--- START ---

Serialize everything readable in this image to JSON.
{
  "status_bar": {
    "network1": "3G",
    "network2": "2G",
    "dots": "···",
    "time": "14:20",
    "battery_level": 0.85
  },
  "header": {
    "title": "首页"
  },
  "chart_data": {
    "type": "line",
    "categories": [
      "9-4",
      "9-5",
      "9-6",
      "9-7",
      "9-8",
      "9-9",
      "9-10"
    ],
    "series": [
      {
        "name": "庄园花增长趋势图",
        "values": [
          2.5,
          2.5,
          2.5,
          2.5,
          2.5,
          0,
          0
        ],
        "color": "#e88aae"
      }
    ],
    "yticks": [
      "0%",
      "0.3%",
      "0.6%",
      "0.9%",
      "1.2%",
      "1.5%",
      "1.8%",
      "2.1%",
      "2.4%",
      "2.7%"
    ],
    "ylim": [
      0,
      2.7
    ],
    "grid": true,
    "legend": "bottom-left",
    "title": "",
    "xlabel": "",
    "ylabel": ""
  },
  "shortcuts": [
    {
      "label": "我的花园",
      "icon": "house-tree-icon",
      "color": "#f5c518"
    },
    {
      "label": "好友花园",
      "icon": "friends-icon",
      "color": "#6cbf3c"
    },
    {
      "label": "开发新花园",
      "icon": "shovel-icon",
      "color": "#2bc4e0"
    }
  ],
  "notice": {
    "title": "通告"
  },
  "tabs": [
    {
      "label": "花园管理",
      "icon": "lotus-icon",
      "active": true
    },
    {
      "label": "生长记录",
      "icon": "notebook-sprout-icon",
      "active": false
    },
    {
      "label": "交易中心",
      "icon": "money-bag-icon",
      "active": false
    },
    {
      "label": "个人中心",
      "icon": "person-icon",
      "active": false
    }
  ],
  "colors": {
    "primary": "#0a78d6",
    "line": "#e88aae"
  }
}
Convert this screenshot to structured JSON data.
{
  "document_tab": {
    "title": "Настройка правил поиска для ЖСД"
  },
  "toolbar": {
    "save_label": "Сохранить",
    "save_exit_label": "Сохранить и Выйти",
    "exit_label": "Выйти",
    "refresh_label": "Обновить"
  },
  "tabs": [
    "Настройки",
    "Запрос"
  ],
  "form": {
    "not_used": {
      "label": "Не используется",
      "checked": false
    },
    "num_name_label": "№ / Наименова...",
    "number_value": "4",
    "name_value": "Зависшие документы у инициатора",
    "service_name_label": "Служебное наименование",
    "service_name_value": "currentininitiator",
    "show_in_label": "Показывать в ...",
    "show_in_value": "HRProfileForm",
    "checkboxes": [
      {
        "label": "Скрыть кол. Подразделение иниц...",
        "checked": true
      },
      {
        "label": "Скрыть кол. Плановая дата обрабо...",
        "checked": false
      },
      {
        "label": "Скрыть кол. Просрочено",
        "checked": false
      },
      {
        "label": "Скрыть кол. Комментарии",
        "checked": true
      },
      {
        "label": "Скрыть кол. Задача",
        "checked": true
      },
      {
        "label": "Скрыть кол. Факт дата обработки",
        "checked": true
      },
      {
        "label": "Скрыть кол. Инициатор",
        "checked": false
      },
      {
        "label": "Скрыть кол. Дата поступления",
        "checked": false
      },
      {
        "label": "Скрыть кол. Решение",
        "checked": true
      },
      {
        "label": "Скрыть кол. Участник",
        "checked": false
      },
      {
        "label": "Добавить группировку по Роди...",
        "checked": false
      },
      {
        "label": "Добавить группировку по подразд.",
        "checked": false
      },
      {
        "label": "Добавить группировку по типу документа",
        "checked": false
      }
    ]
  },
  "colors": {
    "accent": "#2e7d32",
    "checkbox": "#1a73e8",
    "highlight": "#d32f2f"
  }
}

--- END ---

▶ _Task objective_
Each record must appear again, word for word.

▶ _Output_
Serialize everything readable in this image to JSON.
{
  "status_bar": {
    "network1": "3G",
    "network2": "2G",
    "dots": "···",
    "time": "14:20",
    "battery_level": 0.85
  },
  "header": {
    "title": "首页"
  },
  "chart_data": {
    "type": "line",
    "categories": [
      "9-4",
      "9-5",
      "9-6",
      "9-7",
      "9-8",
      "9-9",
      "9-10"
    ],
    "series": [
      {
        "name": "庄园花增长趋势图",
        "values": [
          2.5,
          2.5,
          2.5,
          2.5,
          2.5,
          0,
          0
        ],
        "color": "#e88aae"
      }
    ],
    "yticks": [
      "0%",
      "0.3%",
      "0.6%",
      "0.9%",
      "1.2%",
      "1.5%",
      "1.8%",
      "2.1%",
      "2.4%",
      "2.7%"
    ],
    "ylim": [
      0,
      2.7
    ],
    "grid": true,
    "legend": "bottom-left",
    "title": "",
    "xlabel": "",
    "ylabel": ""
  },
  "shortcuts": [
    {
      "label": "我的花园",
      "icon": "house-tree-icon",
      "color": "#f5c518"
    },
    {
      "label": "好友花园",
      "icon": "friends-icon",
      "color": "#6cbf3c"
    },
    {
      "label": "开发新花园",
      "icon": "shovel-icon",
      "color": "#2bc4e0"
    }
  ],
  "notice": {
    "title": "通告"
  },
  "tabs": [
    {
      "label": "花园管理",
      "icon": "lotus-icon",
      "active": true
    },
    {
      "label": "生长记录",
      "icon": "notebook-sprout-icon",
      "active": false
    },
    {
      "label": "交易中心",
      "icon": "money-bag-icon",
      "active": false
    },
    {
      "label": "个人中心",
      "icon": "person-icon",
      "active": false
    }
  ],
  "colors": {
    "primary": "#0a78d6",
    "line": "#e88aae"
  }
}
Convert this screenshot to structured JSON data.
{
  "document_tab": {
    "title": "Настройка правил поиска для ЖСД"
  },
  "toolbar": {
    "save_label": "Сохранить",
    "save_exit_label": "Сохранить и Выйти",
    "exit_label": "Выйти",
    "refresh_label": "Обновить"
  },
  "tabs": [
    "Настройки",
    "Запрос"
  ],
  "form": {
    "not_used": {
      "label": "Не используется",
      "checked": false
    },
    "num_name_label": "№ / Наименова...",
    "number_value": "4",
    "name_value": "Зависшие документы у инициатора",
    "service_name_label": "Служебное наименование",
    "service_name_value": "currentininitiator",
    "show_in_label": "Показывать в ...",
    "show_in_value": "HRProfileForm",
    "checkboxes": [
      {
        "label": "Скрыть кол. Подразделение иниц...",
        "checked": true
      },
      {
        "label": "Скрыть кол. Плановая дата обрабо...",
        "checked": false
      },
      {
        "label": "Скрыть кол. Просрочено",
        "checked": false
      },
      {
        "label": "Скрыть кол. Комментарии",
        "checked": true
      },
      {
        "label": "Скрыть кол. Задача",
        "checked": true
      },
      {
        "label": "Скрыть кол. Факт дата обработки",
        "checked": true
      },
      {
        "label": "Скрыть кол. Инициатор",
        "checked": false
      },
      {
        "label": "Скрыть кол. Дата поступления",
        "checked": false
      },
      {
        "label": "Скрыть кол. Решение",
        "checked": true
      },
      {
        "label": "Скрыть кол. Участник",
        "checked": false
      },
      {
        "label": "Добавить группировку по Роди...",
        "checked": false
      },
      {
        "label": "Добавить группировку по подразд.",
        "checked": false
      },
      {
        "label": "Добавить группировку по типу документа",
        "checked": false
      }
    ]
  },
  "colors": {
    "accent": "#2e7d32",
    "checkbox": "#1a73e8",
    "highlight": "#d32f2f"
  }
}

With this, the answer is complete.